>>>
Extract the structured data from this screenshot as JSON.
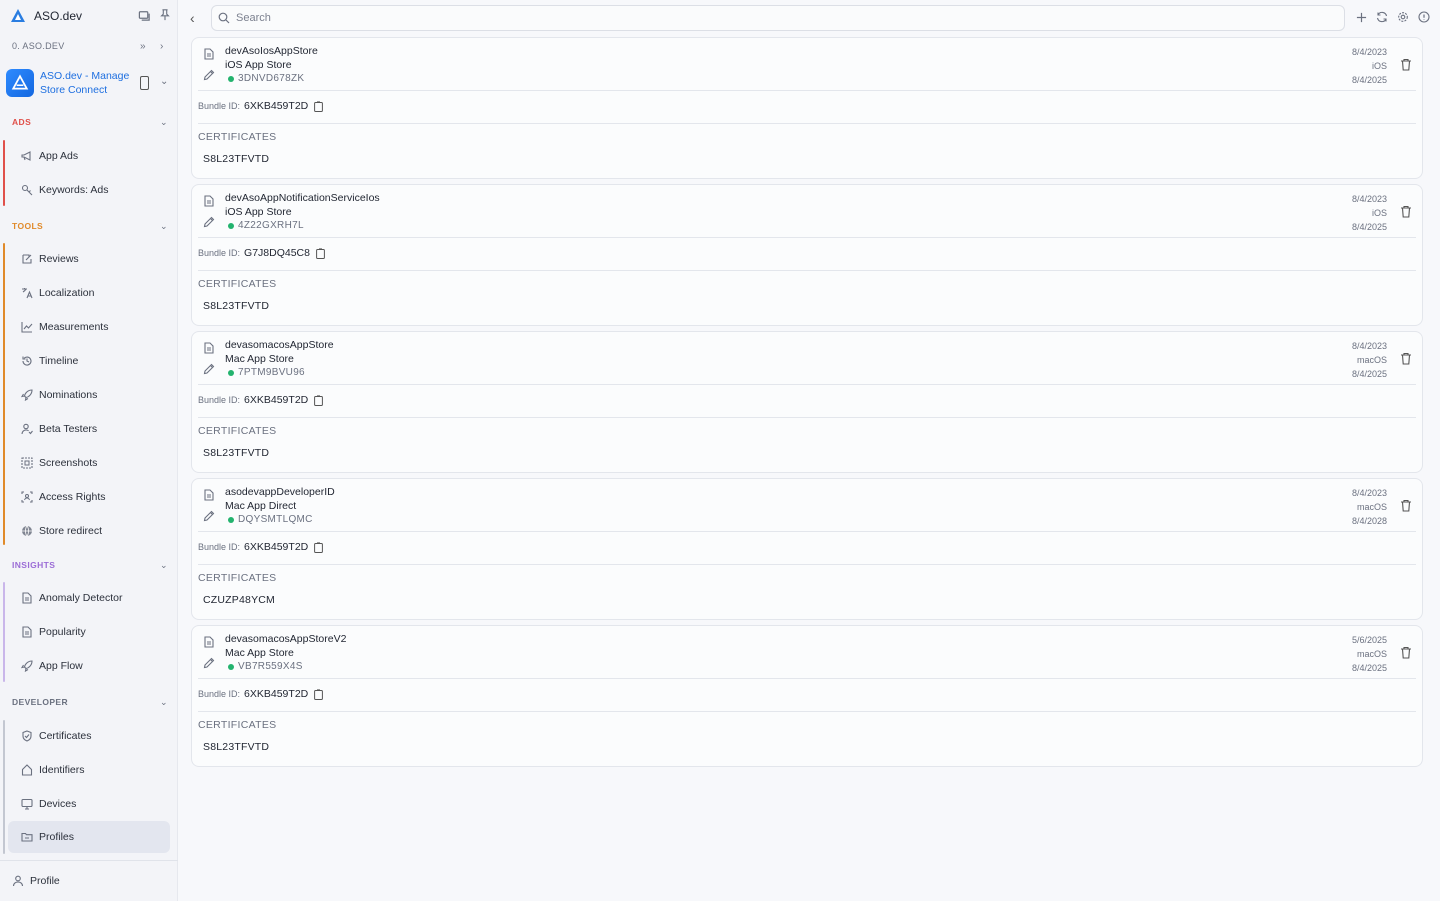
{
  "brand": {
    "name": "ASO.dev"
  },
  "org": {
    "label": "0. ASO.DEV"
  },
  "app": {
    "name": "ASO.dev - Manage Store Connect"
  },
  "colors": {
    "ads": "#e0504a",
    "tools": "#e08a2a",
    "insights": "#9b6cd6",
    "developer": "#6b7180",
    "accent": "#1e6fe0",
    "status_green": "#23b36e"
  },
  "sections": {
    "ads": {
      "title": "ADS",
      "items": [
        {
          "label": "App Ads",
          "icon": "megaphone-icon"
        },
        {
          "label": "Keywords: Ads",
          "icon": "keywords-icon"
        }
      ]
    },
    "tools": {
      "title": "TOOLS",
      "items": [
        {
          "label": "Reviews",
          "icon": "reviews-icon"
        },
        {
          "label": "Localization",
          "icon": "translate-icon"
        },
        {
          "label": "Measurements",
          "icon": "chart-icon"
        },
        {
          "label": "Timeline",
          "icon": "history-icon"
        },
        {
          "label": "Nominations",
          "icon": "rocket-icon"
        },
        {
          "label": "Beta Testers",
          "icon": "tester-icon"
        },
        {
          "label": "Screenshots",
          "icon": "screenshot-icon"
        },
        {
          "label": "Access Rights",
          "icon": "access-icon"
        },
        {
          "label": "Store redirect",
          "icon": "globe-icon"
        }
      ]
    },
    "insights": {
      "title": "INSIGHTS",
      "items": [
        {
          "label": "Anomaly Detector",
          "icon": "document-icon"
        },
        {
          "label": "Popularity",
          "icon": "document-icon"
        },
        {
          "label": "App Flow",
          "icon": "flow-icon"
        }
      ]
    },
    "developer": {
      "title": "DEVELOPER",
      "items": [
        {
          "label": "Certificates",
          "icon": "shield-icon"
        },
        {
          "label": "Identifiers",
          "icon": "tag-icon"
        },
        {
          "label": "Devices",
          "icon": "monitor-icon"
        },
        {
          "label": "Profiles",
          "icon": "folder-icon"
        }
      ]
    }
  },
  "footer": {
    "profile_label": "Profile"
  },
  "search": {
    "placeholder": "Search"
  },
  "labels": {
    "bundle": "Bundle ID:",
    "certificates": "CERTIFICATES"
  },
  "profiles": [
    {
      "name": "devAsoIosAppStore",
      "store": "iOS App Store",
      "team": "3DNVD678ZK",
      "created": "8/4/2023",
      "platform": "iOS",
      "expires": "8/4/2025",
      "bundle_id": "6XKB459T2D",
      "certificate": "S8L23TFVTD"
    },
    {
      "name": "devAsoAppNotificationServiceIos",
      "store": "iOS App Store",
      "team": "4Z22GXRH7L",
      "created": "8/4/2023",
      "platform": "iOS",
      "expires": "8/4/2025",
      "bundle_id": "G7J8DQ45C8",
      "certificate": "S8L23TFVTD"
    },
    {
      "name": "devasomacosAppStore",
      "store": "Mac App Store",
      "team": "7PTM9BVU96",
      "created": "8/4/2023",
      "platform": "macOS",
      "expires": "8/4/2025",
      "bundle_id": "6XKB459T2D",
      "certificate": "S8L23TFVTD"
    },
    {
      "name": "asodevappDeveloperID",
      "store": "Mac App Direct",
      "team": "DQYSMTLQMC",
      "created": "8/4/2023",
      "platform": "macOS",
      "expires": "8/4/2028",
      "bundle_id": "6XKB459T2D",
      "certificate": "CZUZP48YCM"
    },
    {
      "name": "devasomacosAppStoreV2",
      "store": "Mac App Store",
      "team": "VB7R559X4S",
      "created": "5/6/2025",
      "platform": "macOS",
      "expires": "8/4/2025",
      "bundle_id": "6XKB459T2D",
      "certificate": "S8L23TFVTD"
    }
  ]
}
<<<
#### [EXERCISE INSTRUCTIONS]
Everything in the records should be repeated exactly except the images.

#### [EXERCISE ANSWER]
Extract the structured data from this screenshot as JSON.
{
  "brand": {
    "name": "ASO.dev"
  },
  "org": {
    "label": "0. ASO.DEV"
  },
  "app": {
    "name": "ASO.dev - Manage Store Connect"
  },
  "colors": {
    "ads": "#e0504a",
    "tools": "#e08a2a",
    "insights": "#9b6cd6",
    "developer": "#6b7180",
    "accent": "#1e6fe0",
    "status_green": "#23b36e"
  },
  "sections": {
    "ads": {
      "title": "ADS",
      "items": [
        {
          "label": "App Ads",
          "icon": "megaphone-icon"
        },
        {
          "label": "Keywords: Ads",
          "icon": "keywords-icon"
        }
      ]
    },
    "tools": {
      "title": "TOOLS",
      "items": [
        {
          "label": "Reviews",
          "icon": "reviews-icon"
        },
        {
          "label": "Localization",
          "icon": "translate-icon"
        },
        {
          "label": "Measurements",
          "icon": "chart-icon"
        },
        {
          "label": "Timeline",
          "icon": "history-icon"
        },
        {
          "label": "Nominations",
          "icon": "rocket-icon"
        },
        {
          "label": "Beta Testers",
          "icon": "tester-icon"
        },
        {
          "label": "Screenshots",
          "icon": "screenshot-icon"
        },
        {
          "label": "Access Rights",
          "icon": "access-icon"
        },
        {
          "label": "Store redirect",
          "icon": "globe-icon"
        }
      ]
    },
    "insights": {
      "title": "INSIGHTS",
      "items": [
        {
          "label": "Anomaly Detector",
          "icon": "document-icon"
        },
        {
          "label": "Popularity",
          "icon": "document-icon"
        },
        {
          "label": "App Flow",
          "icon": "flow-icon"
        }
      ]
    },
    "developer": {
      "title": "DEVELOPER",
      "items": [
        {
          "label": "Certificates",
          "icon": "shield-icon"
        },
        {
          "label": "Identifiers",
          "icon": "tag-icon"
        },
        {
          "label": "Devices",
          "icon": "monitor-icon"
        },
        {
          "label": "Profiles",
          "icon": "folder-icon"
        }
      ]
    }
  },
  "footer": {
    "profile_label": "Profile"
  },
  "search": {
    "placeholder": "Search"
  },
  "labels": {
    "bundle": "Bundle ID:",
    "certificates": "CERTIFICATES"
  },
  "profiles": [
    {
      "name": "devAsoIosAppStore",
      "store": "iOS App Store",
      "team": "3DNVD678ZK",
      "created": "8/4/2023",
      "platform": "iOS",
      "expires": "8/4/2025",
      "bundle_id": "6XKB459T2D",
      "certificate": "S8L23TFVTD"
    },
    {
      "name": "devAsoAppNotificationServiceIos",
      "store": "iOS App Store",
      "team": "4Z22GXRH7L",
      "created": "8/4/2023",
      "platform": "iOS",
      "expires": "8/4/2025",
      "bundle_id": "G7J8DQ45C8",
      "certificate": "S8L23TFVTD"
    },
    {
      "name": "devasomacosAppStore",
      "store": "Mac App Store",
      "team": "7PTM9BVU96",
      "created": "8/4/2023",
      "platform": "macOS",
      "expires": "8/4/2025",
      "bundle_id": "6XKB459T2D",
      "certificate": "S8L23TFVTD"
    },
    {
      "name": "asodevappDeveloperID",
      "store": "Mac App Direct",
      "team": "DQYSMTLQMC",
      "created": "8/4/2023",
      "platform": "macOS",
      "expires": "8/4/2028",
      "bundle_id": "6XKB459T2D",
      "certificate": "CZUZP48YCM"
    },
    {
      "name": "devasomacosAppStoreV2",
      "store": "Mac App Store",
      "team": "VB7R559X4S",
      "created": "5/6/2025",
      "platform": "macOS",
      "expires": "8/4/2025",
      "bundle_id": "6XKB459T2D",
      "certificate": "S8L23TFVTD"
    }
  ]
}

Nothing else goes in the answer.